- **Data to process**
──────────────────────────────
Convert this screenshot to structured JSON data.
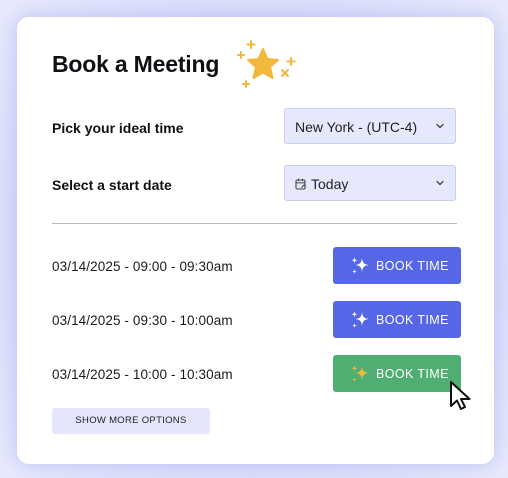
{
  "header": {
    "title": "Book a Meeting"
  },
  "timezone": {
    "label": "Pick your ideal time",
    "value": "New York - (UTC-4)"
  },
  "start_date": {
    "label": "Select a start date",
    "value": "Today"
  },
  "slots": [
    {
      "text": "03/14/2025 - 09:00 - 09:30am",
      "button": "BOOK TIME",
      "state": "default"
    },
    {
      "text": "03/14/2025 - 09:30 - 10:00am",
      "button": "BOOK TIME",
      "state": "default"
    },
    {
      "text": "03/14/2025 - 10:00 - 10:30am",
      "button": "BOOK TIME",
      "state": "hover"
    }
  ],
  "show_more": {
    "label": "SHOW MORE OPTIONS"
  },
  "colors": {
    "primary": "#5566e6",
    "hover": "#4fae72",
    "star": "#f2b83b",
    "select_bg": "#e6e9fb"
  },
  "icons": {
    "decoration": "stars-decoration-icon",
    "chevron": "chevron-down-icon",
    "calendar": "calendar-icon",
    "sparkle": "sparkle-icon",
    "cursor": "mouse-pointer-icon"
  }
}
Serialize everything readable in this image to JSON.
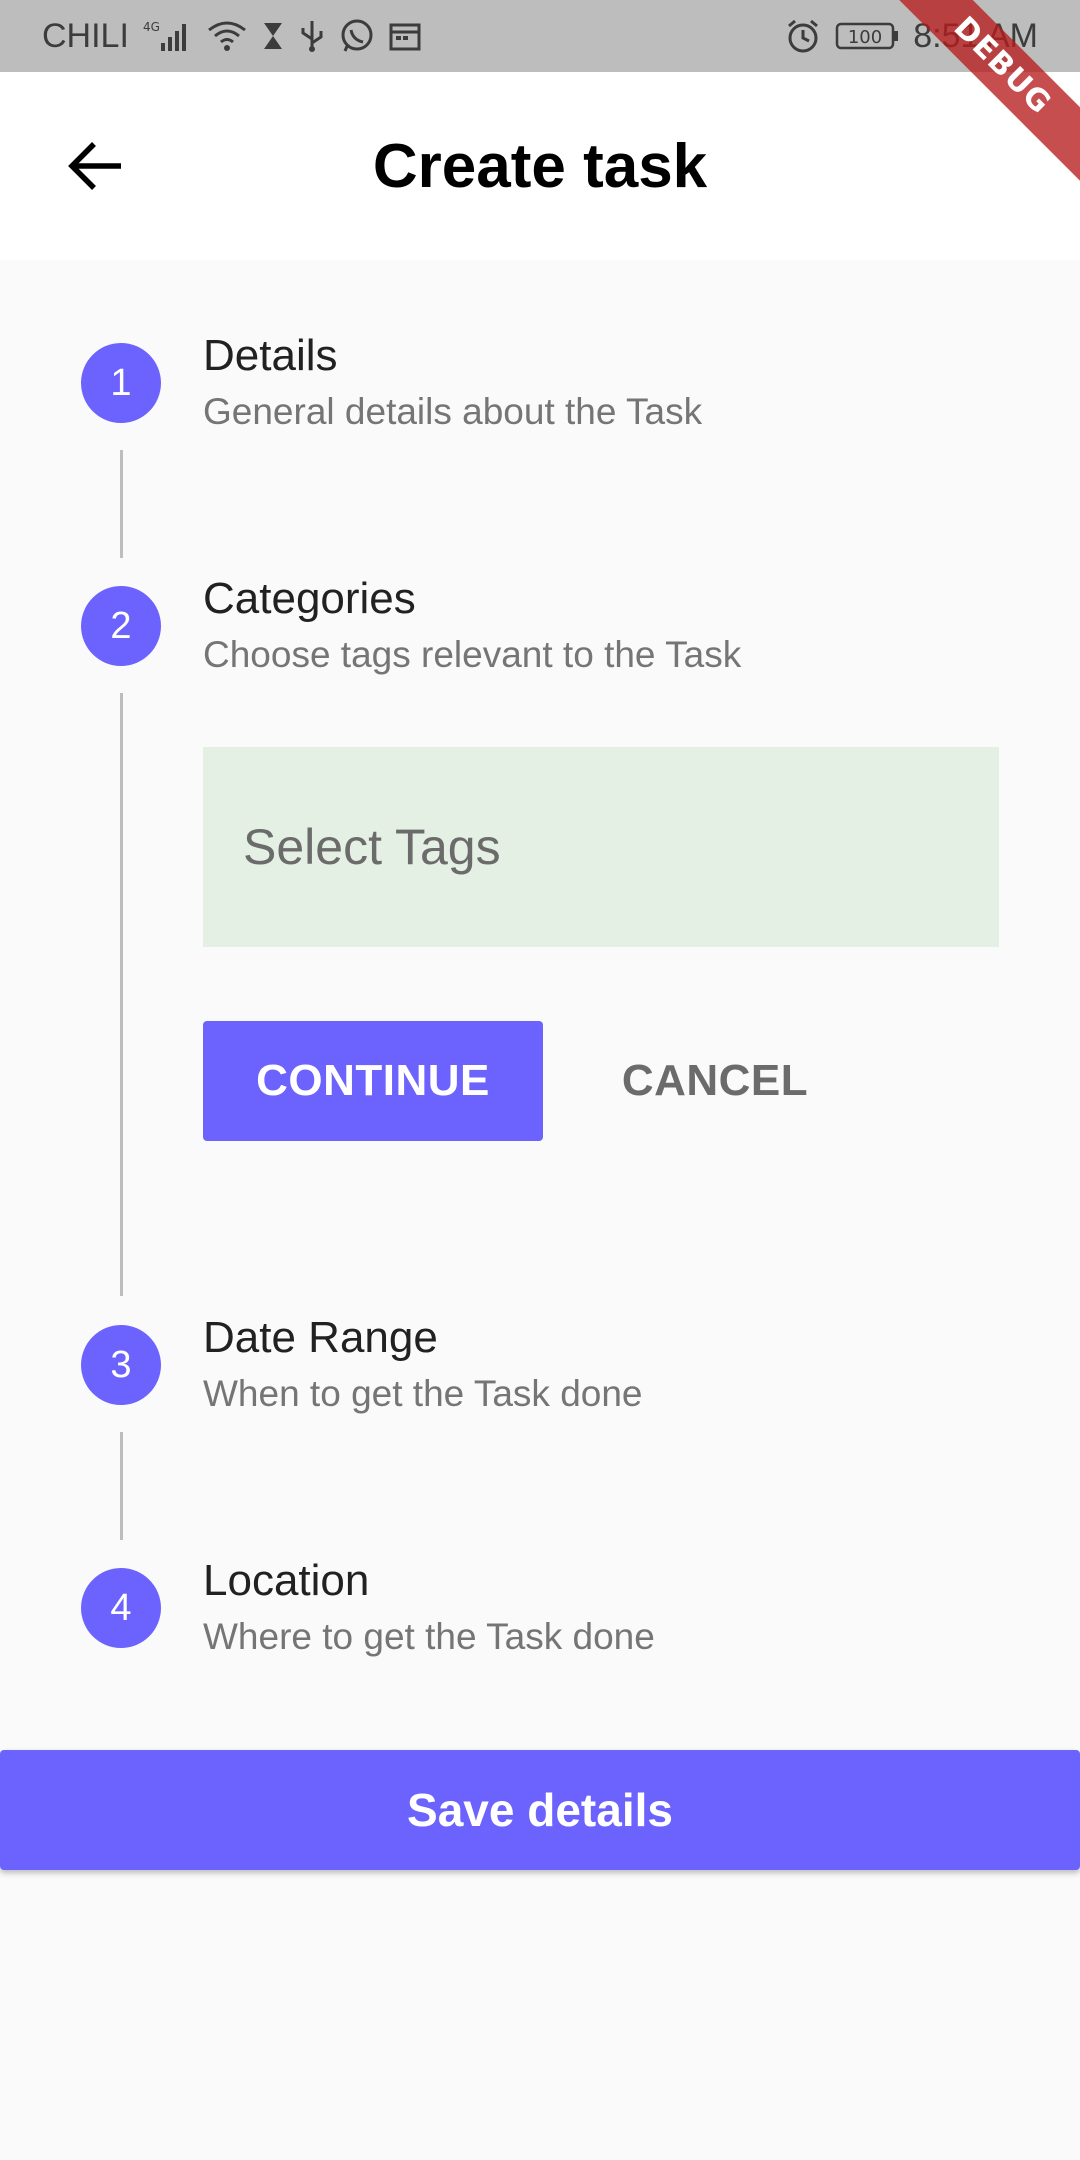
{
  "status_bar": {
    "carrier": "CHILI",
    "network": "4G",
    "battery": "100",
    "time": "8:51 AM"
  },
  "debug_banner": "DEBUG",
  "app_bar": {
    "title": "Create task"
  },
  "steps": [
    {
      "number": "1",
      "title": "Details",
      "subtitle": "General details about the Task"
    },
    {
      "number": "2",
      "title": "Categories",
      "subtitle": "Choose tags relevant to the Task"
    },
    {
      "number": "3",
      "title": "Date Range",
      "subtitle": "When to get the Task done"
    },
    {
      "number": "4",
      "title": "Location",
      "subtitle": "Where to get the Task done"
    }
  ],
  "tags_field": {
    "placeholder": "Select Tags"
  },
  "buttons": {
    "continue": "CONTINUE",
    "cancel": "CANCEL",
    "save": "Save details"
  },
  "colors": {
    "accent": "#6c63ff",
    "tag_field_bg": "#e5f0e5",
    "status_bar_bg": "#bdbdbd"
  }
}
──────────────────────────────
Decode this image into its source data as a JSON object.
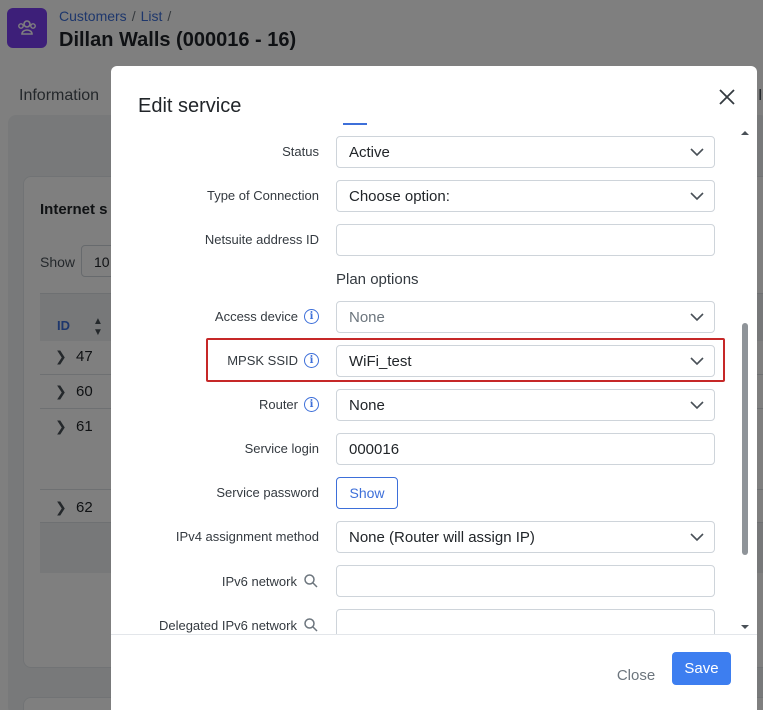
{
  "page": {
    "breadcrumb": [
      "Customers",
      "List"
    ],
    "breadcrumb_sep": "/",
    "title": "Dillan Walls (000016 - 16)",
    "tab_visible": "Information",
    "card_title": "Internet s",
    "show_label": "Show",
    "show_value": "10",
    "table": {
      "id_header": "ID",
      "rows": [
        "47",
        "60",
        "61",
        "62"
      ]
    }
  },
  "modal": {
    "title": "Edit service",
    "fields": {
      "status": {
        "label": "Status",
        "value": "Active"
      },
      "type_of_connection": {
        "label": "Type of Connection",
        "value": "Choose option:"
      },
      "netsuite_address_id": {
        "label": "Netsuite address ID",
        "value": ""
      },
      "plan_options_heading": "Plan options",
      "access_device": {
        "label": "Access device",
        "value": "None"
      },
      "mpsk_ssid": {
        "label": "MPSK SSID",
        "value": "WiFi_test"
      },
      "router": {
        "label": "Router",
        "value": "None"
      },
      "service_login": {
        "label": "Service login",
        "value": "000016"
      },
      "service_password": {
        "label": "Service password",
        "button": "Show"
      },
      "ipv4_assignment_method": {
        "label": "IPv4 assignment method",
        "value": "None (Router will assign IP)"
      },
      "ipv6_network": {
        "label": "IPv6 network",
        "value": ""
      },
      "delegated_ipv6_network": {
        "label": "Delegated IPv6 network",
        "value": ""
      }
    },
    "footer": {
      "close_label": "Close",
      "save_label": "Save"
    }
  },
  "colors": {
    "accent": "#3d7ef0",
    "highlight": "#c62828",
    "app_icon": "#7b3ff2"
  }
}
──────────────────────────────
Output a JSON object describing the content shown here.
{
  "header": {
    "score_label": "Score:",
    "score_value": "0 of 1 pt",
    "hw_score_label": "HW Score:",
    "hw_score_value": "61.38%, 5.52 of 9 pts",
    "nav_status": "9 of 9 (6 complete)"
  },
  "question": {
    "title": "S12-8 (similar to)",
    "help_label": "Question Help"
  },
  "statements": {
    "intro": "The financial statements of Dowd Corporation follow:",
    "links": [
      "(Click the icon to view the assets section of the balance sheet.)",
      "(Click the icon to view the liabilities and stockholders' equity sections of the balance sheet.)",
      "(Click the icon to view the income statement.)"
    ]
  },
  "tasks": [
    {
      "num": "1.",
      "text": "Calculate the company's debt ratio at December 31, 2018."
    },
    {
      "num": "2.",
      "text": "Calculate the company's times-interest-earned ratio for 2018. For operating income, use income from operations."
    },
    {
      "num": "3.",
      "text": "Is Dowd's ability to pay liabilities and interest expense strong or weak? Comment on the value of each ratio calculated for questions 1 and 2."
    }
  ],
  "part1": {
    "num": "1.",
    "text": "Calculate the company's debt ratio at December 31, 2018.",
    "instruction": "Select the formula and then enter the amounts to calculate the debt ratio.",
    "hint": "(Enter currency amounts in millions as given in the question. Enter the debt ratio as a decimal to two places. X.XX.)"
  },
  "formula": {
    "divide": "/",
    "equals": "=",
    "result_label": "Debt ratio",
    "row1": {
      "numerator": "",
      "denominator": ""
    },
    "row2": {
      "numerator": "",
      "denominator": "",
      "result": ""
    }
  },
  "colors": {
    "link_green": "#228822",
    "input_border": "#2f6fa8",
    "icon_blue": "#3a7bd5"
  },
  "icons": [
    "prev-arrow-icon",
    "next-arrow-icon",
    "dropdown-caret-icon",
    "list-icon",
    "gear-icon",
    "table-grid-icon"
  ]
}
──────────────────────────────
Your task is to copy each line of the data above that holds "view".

      "(Click the icon to view the assets section of the balance sheet.)",
      "(Click the icon to view the liabilities and stockholders' equity sections of the balance sheet.)",
      "(Click the icon to view the income statement.)"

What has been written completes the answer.